Arrange A Home Health Aide Who Teaches Fall Prevention For Your Loved One

27 July 2017
 Categories: , Blog


Whether you have an elderly loved one with osteoporosis, vision problems, or other health issues, you may be highly concerned about the risk of him or her falling. Your concern is likely even higher if this family member lives at home, as he or she could potentially fall and not be able to make it to the phone to summon help. Hiring a home health worker to spend time with your loved one can calm your fears considerably, especially if the aide worker specializes in teaching fall prevention. Many home health agencies have aides trained in this topic, which makes them ideal for hiring to help your loved one. Here are some areas that the aide will work on.

Making The House Safer

When the home health aide visits your loved one's home, he or she will get busy identifying obstacles that could pose a tripping threat. Given that many falls take place within the home, it's imperative to make the home as safe as possible. This safety assessment will likely turn up a variety of issues that the aide can share with you and that you can deal with together. For example, the edge of a hallway rug can pose a tripping hazard. You can either think about removing the rug or using two-sided tape to secure the edges to the floor.

Improving Strength And Balance

The risk of falling isn't just related to the environment. When elderly people are shaky on their feet, they have a higher risk of falling. It's possible for your loved one to gain better balance with the help of the home health aide. This healthcare worker can teach a variety of balance and strengthening exercises to make your family member more confident while walking around. For example, if someone has minimal muscle mass, he or she may not have enough strength to catch himself or herself upon tripping. By strengthening key muscles, your loved one will be less apt to fall.

Reacting To Dizziness

Some elderly people suffer from frequent dizzy spells, but they may not know how to react quickly. Being dizzy can increase one's risk of falling, so the home health aide will talk to your loved one about reacting to being dizzy. There are numerous solutions to consider, including sitting down, grabbing something sturdy nearby, and even calling out to anyone else who may be in the house. When your family member has received this education, he or she will be less at risk of falling — and you'll feel less worried.
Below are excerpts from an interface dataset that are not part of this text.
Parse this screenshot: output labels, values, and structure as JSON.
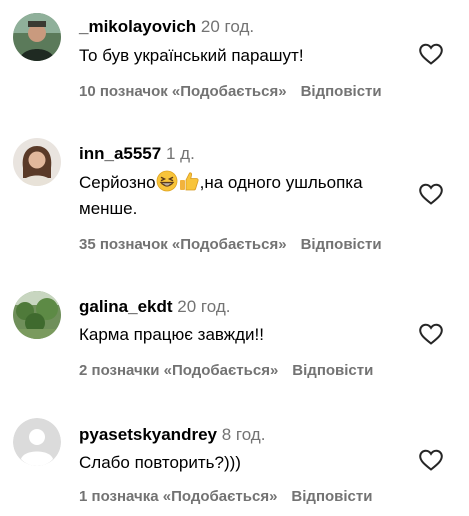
{
  "comments": [
    {
      "username": "_mikolayovich",
      "time": "20 год.",
      "text": "То був український парашут!",
      "likes": "10 позначок «Подобається»",
      "reply": "Відповісти"
    },
    {
      "username": "inn_a5557",
      "time": "1 д.",
      "text_before": "Серйозно",
      "text_after": ",на одного ушльопка менше.",
      "emojis": [
        "grinning-squinting-face-emoji",
        "thumbs-up-emoji"
      ],
      "likes": "35 позначок «Подобається»",
      "reply": "Відповісти"
    },
    {
      "username": "galina_ekdt",
      "time": "20 год.",
      "text": "Карма працює завжди!!",
      "likes": "2 позначки «Подобається»",
      "reply": "Відповісти"
    },
    {
      "username": "pyasetskyandrey",
      "time": "8 год.",
      "text": "Слабо повторить?)))",
      "likes": "1 позначка «Подобається»",
      "reply": "Відповісти"
    }
  ],
  "icons": {
    "like": "heart-outline-icon",
    "default_avatar": "default-avatar-icon"
  },
  "colors": {
    "text": "#000000",
    "secondary": "#737373",
    "background": "#ffffff"
  }
}
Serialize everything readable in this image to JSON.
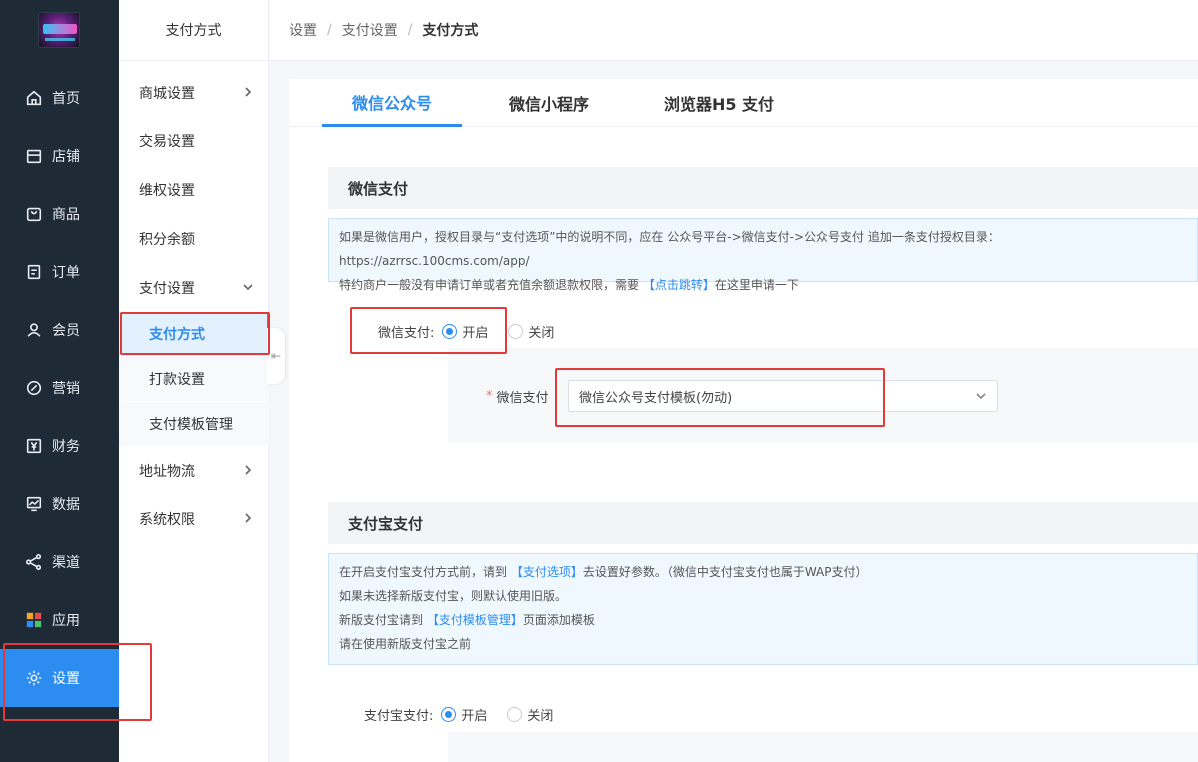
{
  "nav": {
    "items": [
      {
        "label": "首页",
        "icon": "home-icon"
      },
      {
        "label": "店铺",
        "icon": "store-icon"
      },
      {
        "label": "商品",
        "icon": "bag-icon"
      },
      {
        "label": "订单",
        "icon": "order-icon"
      },
      {
        "label": "会员",
        "icon": "user-icon"
      },
      {
        "label": "营销",
        "icon": "marketing-icon"
      },
      {
        "label": "财务",
        "icon": "yen-icon"
      },
      {
        "label": "数据",
        "icon": "chart-icon"
      },
      {
        "label": "渠道",
        "icon": "share-icon"
      },
      {
        "label": "应用",
        "icon": "apps-icon"
      },
      {
        "label": "设置",
        "icon": "gear-icon"
      }
    ]
  },
  "submenu": {
    "title": "支付方式",
    "items": [
      "商城设置",
      "交易设置",
      "维权设置",
      "积分余额",
      "支付设置",
      "地址物流",
      "系统权限"
    ],
    "sub_items": [
      "支付方式",
      "打款设置",
      "支付模板管理"
    ]
  },
  "breadcrumb": [
    "设置",
    "支付设置",
    "支付方式"
  ],
  "tabs": [
    "微信公众号",
    "微信小程序",
    "浏览器H5 支付"
  ],
  "wechat": {
    "title": "微信支付",
    "notice_line1": "如果是微信用户，授权目录与“支付选项”中的说明不同，应在 公众号平台->微信支付->公众号支付 追加一条支付授权目录：https://azrrsc.100cms.com/app/",
    "notice_line2_pre": "特约商户一般没有申请订单或者充值余额退款权限，需要 ",
    "notice_line2_link": "【点击跳转】",
    "notice_line2_post": "在这里申请一下",
    "label": "微信支付:",
    "on": "开启",
    "off": "关闭",
    "select_label": "微信支付",
    "select_value": "微信公众号支付模板(勿动)"
  },
  "alipay": {
    "title": "支付宝支付",
    "n1_pre": "在开启支付宝支付方式前，请到 ",
    "n1_link": "【支付选项】",
    "n1_post": "去设置好参数。（微信中支付宝支付也属于WAP支付）",
    "n2": "如果未选择新版支付宝，则默认使用旧版。",
    "n3_pre": "新版支付宝请到 ",
    "n3_link": "【支付模板管理】",
    "n3_post": "页面添加模板",
    "n4": "请在使用新版支付宝之前",
    "label": "支付宝支付:",
    "on": "开启",
    "off": "关闭"
  }
}
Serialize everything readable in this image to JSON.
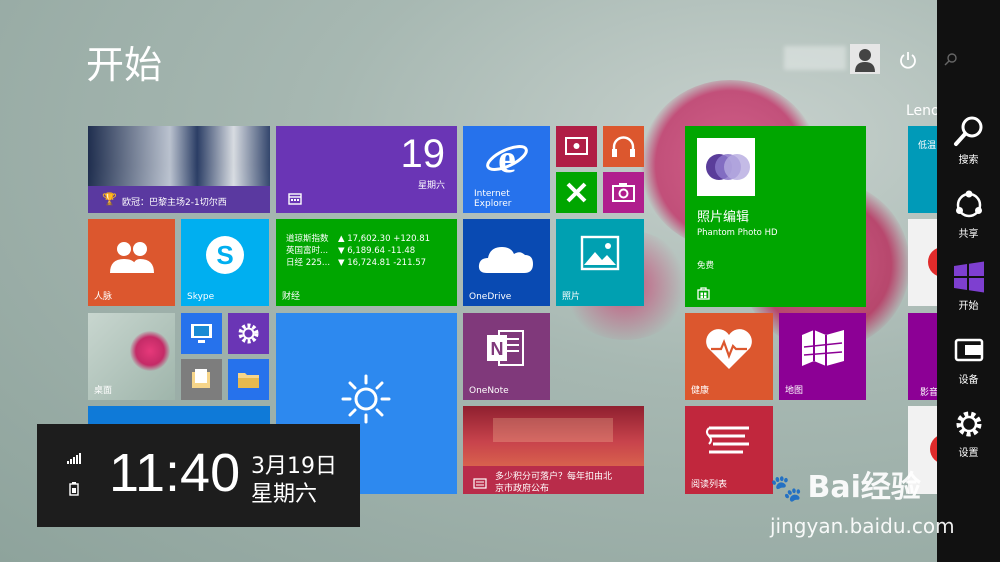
{
  "start": {
    "title": "开始",
    "user_name": ""
  },
  "lenovo_label": "Lenovo 应用",
  "tiles": {
    "news": {
      "caption": "欧冠：巴黎主场2-1切尔西"
    },
    "calendar": {
      "day": "19",
      "weekday": "星期六"
    },
    "ie": {
      "line1": "Internet",
      "line2": "Explorer"
    },
    "people": {
      "label": "人脉"
    },
    "skype": {
      "label": "Skype"
    },
    "finance": {
      "label": "财经",
      "rows": [
        {
          "name": "道琼斯指数",
          "value": "▲ 17,602.30 +120.81"
        },
        {
          "name": "英国富时...",
          "value": "▼ 6,189.64 -11.48"
        },
        {
          "name": "日经 225...",
          "value": "▼ 16,724.81 -211.57"
        }
      ]
    },
    "onedrive": {
      "label": "OneDrive"
    },
    "photos": {
      "label": "照片"
    },
    "photo_editor": {
      "title": "照片编辑",
      "subtitle": "Phantom Photo HD",
      "price": "免费"
    },
    "desktop": {
      "label": "桌面"
    },
    "onenote": {
      "label": "OneNote"
    },
    "health": {
      "label": "健康"
    },
    "maps": {
      "label": "地图"
    },
    "store_news": {
      "line1": "多少积分可落户？每年扣由北",
      "line2": "京市政府公布"
    },
    "reading_list": {
      "label": "阅读列表"
    }
  },
  "right_partial": {
    "label1": "低温",
    "label2": "影音"
  },
  "clock": {
    "time": "11:40",
    "date": "3月19日",
    "weekday": "星期六"
  },
  "charms": [
    {
      "label": "搜索",
      "icon": "search-icon"
    },
    {
      "label": "共享",
      "icon": "share-icon"
    },
    {
      "label": "开始",
      "icon": "windows-logo-icon"
    },
    {
      "label": "设备",
      "icon": "devices-icon"
    },
    {
      "label": "设置",
      "icon": "settings-icon"
    }
  ],
  "watermark": {
    "brand": "Bai经验",
    "url": "jingyan.baidu.com"
  },
  "colors": {
    "purple": "#6a35b5",
    "blue": "#2672ec",
    "green": "#00a600",
    "orange": "#dc572e",
    "cyan": "#00a0d1",
    "magenta": "#8c0095",
    "charm_bar": "#111111"
  }
}
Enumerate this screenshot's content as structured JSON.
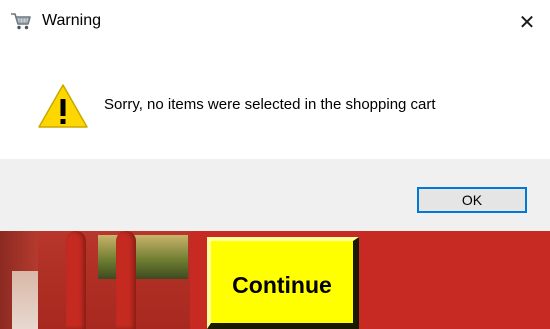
{
  "dialog": {
    "title": "Warning",
    "title_icon": "shopping-cart-icon",
    "close_label": "✕",
    "message": "Sorry, no items were selected in the shopping cart",
    "message_icon": "warning-icon",
    "ok_label": "OK"
  },
  "background_app": {
    "continue_label": "Continue"
  },
  "colors": {
    "warning_yellow": "#ffd700",
    "focus_border": "#0078d7",
    "footer_bg": "#f0f0f0",
    "app_red": "#c62a22",
    "continue_yellow": "#ffff00"
  }
}
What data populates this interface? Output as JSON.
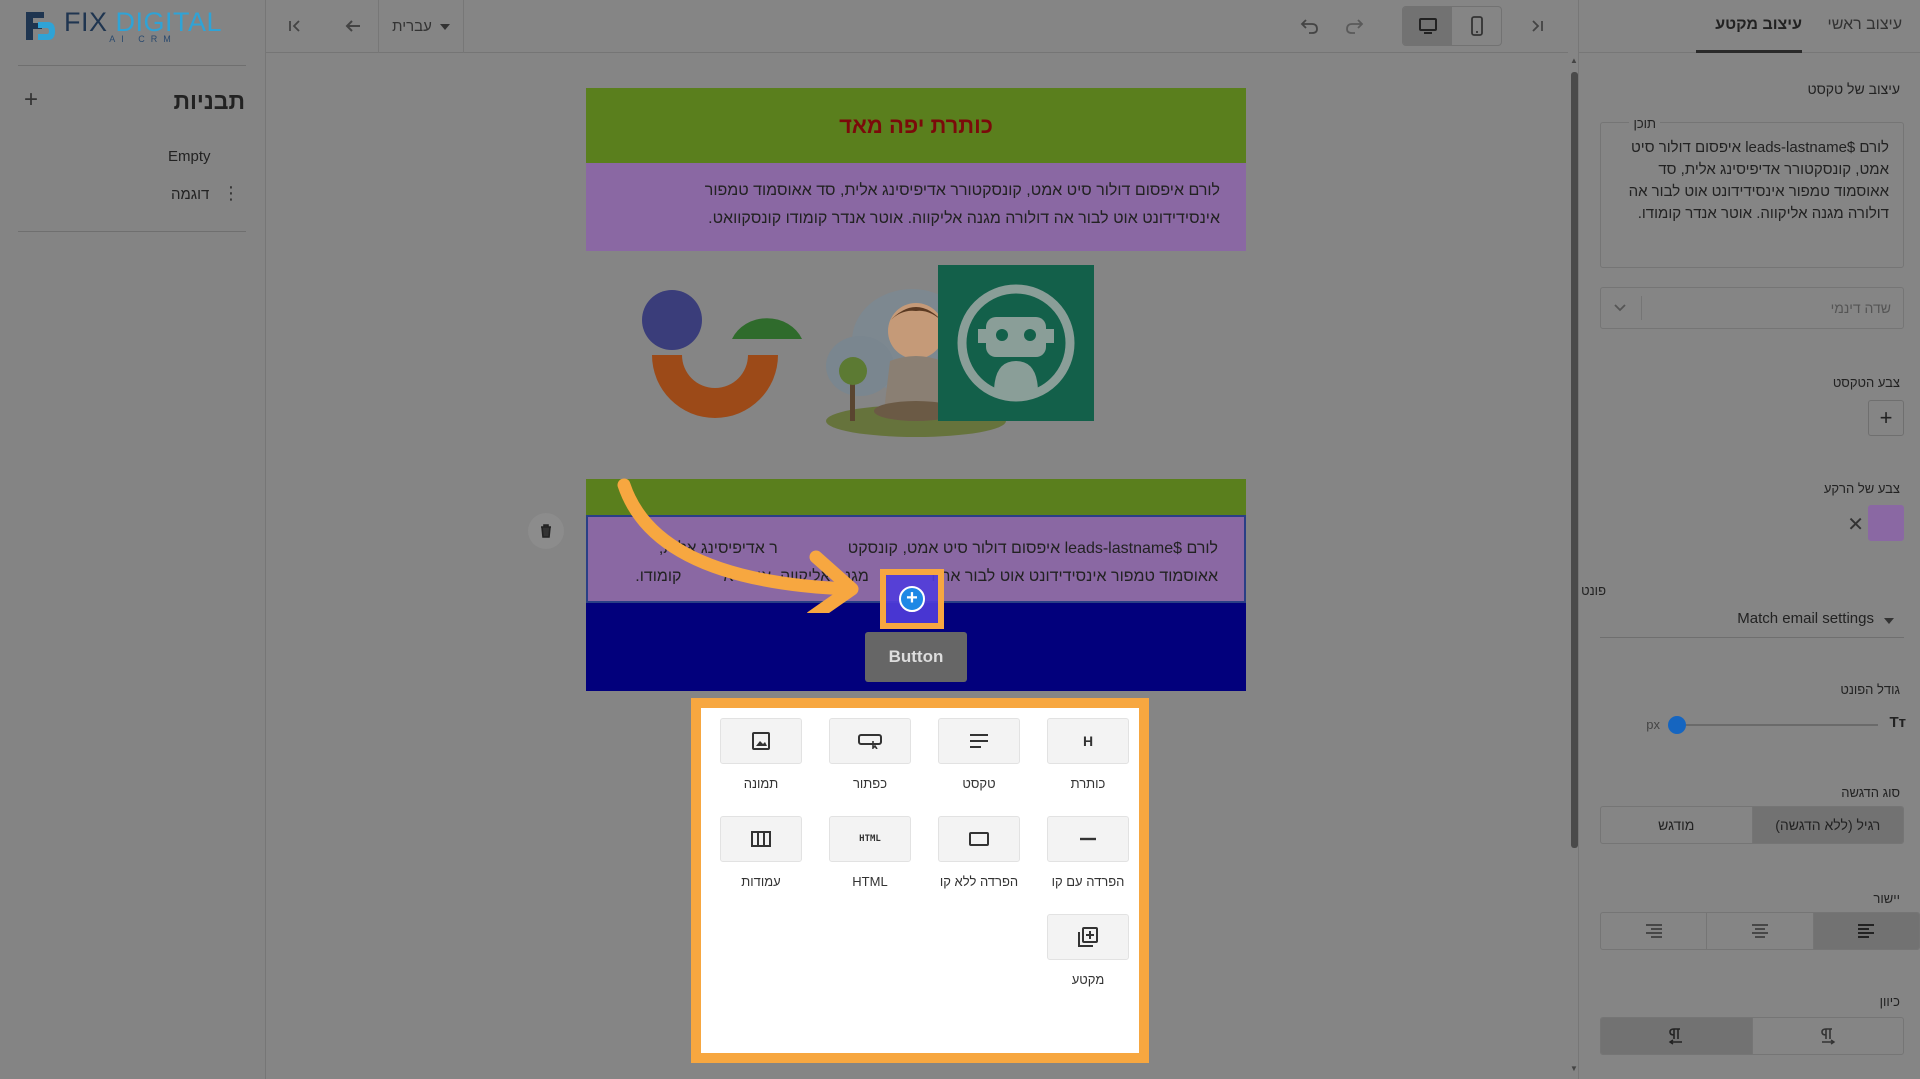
{
  "brand": {
    "name_part1": "FIX",
    "name_part2": "DIGITAL",
    "tagline": "AI CRM",
    "accent": "#2fa3d6"
  },
  "sidebar": {
    "title": "תבניות",
    "add_icon": "plus-icon",
    "items": [
      {
        "label": "Empty"
      },
      {
        "label": "דוגמה"
      }
    ]
  },
  "toolbar": {
    "language": "עברית",
    "icons": [
      "collapse-left-icon",
      "back-arrow-icon",
      "undo-icon",
      "redo-icon",
      "desktop-icon",
      "mobile-icon",
      "collapse-right-icon"
    ],
    "active_device": "desktop"
  },
  "email": {
    "heading": "כותרת יפה מאד",
    "paragraph1_line1": "לורם איפסום דולור סיט אמט, קונסקטורר אדיפיסינג אלית, סד אאוסמוד טמפור",
    "paragraph1_line2": "אינסידידונט אוט לבור אה דולורה מגנה אליקווה. אוטר אנדר קומודו קונסקוואט.",
    "paragraph2_line1": "לורם $leads-lastname איפסום דולור סיט אמט, קונסקט",
    "paragraph2_line1b": "ר אדיפיסינג אלית,",
    "paragraph2_line2": "אאוסמוד טמפור אינסידידונט אוט לבור אה ד",
    "paragraph2_line2b": "מגנה אליקווה. אוטר א",
    "paragraph2_line2c": "קומודו.",
    "button_label": "Button",
    "colors": {
      "heading_bg": "#5a7f1d",
      "heading_text": "#7b0a0a",
      "para_bg": "#8a68a3",
      "button_row_bg": "#02007c"
    }
  },
  "block_picker": {
    "blocks": [
      {
        "label": "כותרת",
        "icon": "heading-icon"
      },
      {
        "label": "טקסט",
        "icon": "text-icon"
      },
      {
        "label": "כפתור",
        "icon": "button-icon"
      },
      {
        "label": "תמונה",
        "icon": "image-icon"
      },
      {
        "label": "הפרדה עם קו",
        "icon": "divider-line-icon"
      },
      {
        "label": "הפרדה ללא קו",
        "icon": "spacer-icon"
      },
      {
        "label": "HTML",
        "icon": "html-icon"
      },
      {
        "label": "עמודות",
        "icon": "columns-icon"
      },
      {
        "label": "מקטע",
        "icon": "section-icon"
      }
    ],
    "highlight_color": "#f7a740"
  },
  "panel": {
    "tabs": [
      {
        "label": "עיצוב ראשי"
      },
      {
        "label": "עיצוב מקטע"
      }
    ],
    "active_tab": "עיצוב מקטע",
    "section_title": "עיצוב של טקסט",
    "content_label": "תוכן",
    "content_text": "לורם  $leads-lastname איפסום דולור סיט אמט, קונסקטורר אדיפיסינג אלית, סד אאוסמוד טמפור אינסידידונט אוט לבור אה דולורה מגנה אליקווה. אוטר אנדר קומודו.",
    "dynamic_field_placeholder": "שדה דינמי",
    "text_color_label": "צבע הטקסט",
    "bg_color_label": "צבע של הרקע",
    "bg_color": "#8a68a3",
    "font_label": "פונט",
    "font_value": "Match email settings",
    "font_size_label": "גודל הפונט",
    "font_size_unit": "px",
    "font_size_icon": "Tт",
    "emphasis_label": "סוג הדגשה",
    "emphasis_options": [
      {
        "label": "רגיל (ללא הדגשה)"
      },
      {
        "label": "מודגש"
      }
    ],
    "emphasis_selected": "רגיל (ללא הדגשה)",
    "align_label": "יישור",
    "direction_label": "כיוון"
  }
}
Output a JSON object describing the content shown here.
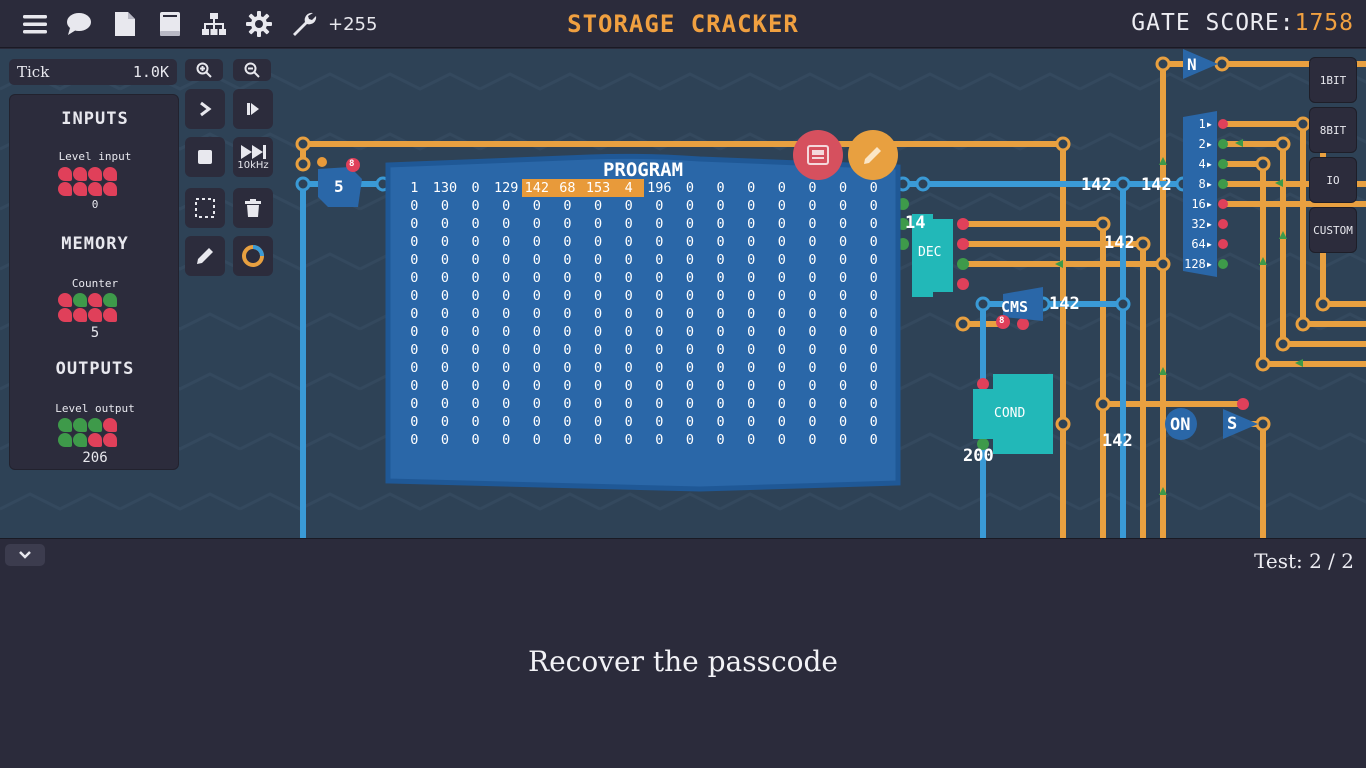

To learn more about in-home care services, contact a company like AT HOME WITH YOU.